Retype the records that follow, every line exactly as written.
BEGIN Data excerpts
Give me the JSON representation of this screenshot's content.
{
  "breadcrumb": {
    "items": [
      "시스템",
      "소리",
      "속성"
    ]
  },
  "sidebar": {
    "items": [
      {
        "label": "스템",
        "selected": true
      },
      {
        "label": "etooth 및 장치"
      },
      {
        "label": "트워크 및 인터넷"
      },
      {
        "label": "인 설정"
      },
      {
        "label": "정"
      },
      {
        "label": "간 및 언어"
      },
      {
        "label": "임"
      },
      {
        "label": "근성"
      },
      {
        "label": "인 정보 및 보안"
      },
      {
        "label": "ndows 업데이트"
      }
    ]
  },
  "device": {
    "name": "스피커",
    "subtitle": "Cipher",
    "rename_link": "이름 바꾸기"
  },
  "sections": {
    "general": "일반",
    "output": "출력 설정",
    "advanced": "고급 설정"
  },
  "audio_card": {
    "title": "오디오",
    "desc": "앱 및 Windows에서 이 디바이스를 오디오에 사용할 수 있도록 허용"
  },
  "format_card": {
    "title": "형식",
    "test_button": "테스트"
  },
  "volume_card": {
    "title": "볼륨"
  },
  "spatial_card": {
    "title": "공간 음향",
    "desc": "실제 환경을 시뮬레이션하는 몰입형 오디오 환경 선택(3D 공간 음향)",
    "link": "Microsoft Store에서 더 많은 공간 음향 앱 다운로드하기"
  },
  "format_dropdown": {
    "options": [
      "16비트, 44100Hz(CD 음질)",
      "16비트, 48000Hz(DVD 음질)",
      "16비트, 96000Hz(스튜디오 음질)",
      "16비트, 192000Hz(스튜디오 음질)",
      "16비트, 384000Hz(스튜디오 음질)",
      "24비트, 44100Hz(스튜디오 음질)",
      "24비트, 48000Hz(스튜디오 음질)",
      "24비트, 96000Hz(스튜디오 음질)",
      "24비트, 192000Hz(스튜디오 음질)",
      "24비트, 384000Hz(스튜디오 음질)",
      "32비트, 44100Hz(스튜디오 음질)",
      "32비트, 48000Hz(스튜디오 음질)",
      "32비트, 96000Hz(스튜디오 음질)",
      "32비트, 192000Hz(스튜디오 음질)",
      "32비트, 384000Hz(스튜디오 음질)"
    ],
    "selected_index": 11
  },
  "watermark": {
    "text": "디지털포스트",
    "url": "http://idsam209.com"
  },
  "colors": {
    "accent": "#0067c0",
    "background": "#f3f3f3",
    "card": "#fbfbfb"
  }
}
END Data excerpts
:: Task result ::
Give me the JSON representation of this screenshot's content.
{
  "breadcrumb": {
    "items": [
      "시스템",
      "소리",
      "속성"
    ]
  },
  "sidebar": {
    "items": [
      {
        "label": "스템",
        "selected": true
      },
      {
        "label": "etooth 및 장치"
      },
      {
        "label": "트워크 및 인터넷"
      },
      {
        "label": "인 설정"
      },
      {
        "label": "정"
      },
      {
        "label": "간 및 언어"
      },
      {
        "label": "임"
      },
      {
        "label": "근성"
      },
      {
        "label": "인 정보 및 보안"
      },
      {
        "label": "ndows 업데이트"
      }
    ]
  },
  "device": {
    "name": "스피커",
    "subtitle": "Cipher",
    "rename_link": "이름 바꾸기"
  },
  "sections": {
    "general": "일반",
    "output": "출력 설정",
    "advanced": "고급 설정"
  },
  "audio_card": {
    "title": "오디오",
    "desc": "앱 및 Windows에서 이 디바이스를 오디오에 사용할 수 있도록 허용"
  },
  "format_card": {
    "title": "형식",
    "test_button": "테스트"
  },
  "volume_card": {
    "title": "볼륨"
  },
  "spatial_card": {
    "title": "공간 음향",
    "desc": "실제 환경을 시뮬레이션하는 몰입형 오디오 환경 선택(3D 공간 음향)",
    "link": "Microsoft Store에서 더 많은 공간 음향 앱 다운로드하기"
  },
  "format_dropdown": {
    "options": [
      "16비트, 44100Hz(CD 음질)",
      "16비트, 48000Hz(DVD 음질)",
      "16비트, 96000Hz(스튜디오 음질)",
      "16비트, 192000Hz(스튜디오 음질)",
      "16비트, 384000Hz(스튜디오 음질)",
      "24비트, 44100Hz(스튜디오 음질)",
      "24비트, 48000Hz(스튜디오 음질)",
      "24비트, 96000Hz(스튜디오 음질)",
      "24비트, 192000Hz(스튜디오 음질)",
      "24비트, 384000Hz(스튜디오 음질)",
      "32비트, 44100Hz(스튜디오 음질)",
      "32비트, 48000Hz(스튜디오 음질)",
      "32비트, 96000Hz(스튜디오 음질)",
      "32비트, 192000Hz(스튜디오 음질)",
      "32비트, 384000Hz(스튜디오 음질)"
    ],
    "selected_index": 11
  },
  "watermark": {
    "text": "디지털포스트",
    "url": "http://idsam209.com"
  },
  "colors": {
    "accent": "#0067c0",
    "background": "#f3f3f3",
    "card": "#fbfbfb"
  }
}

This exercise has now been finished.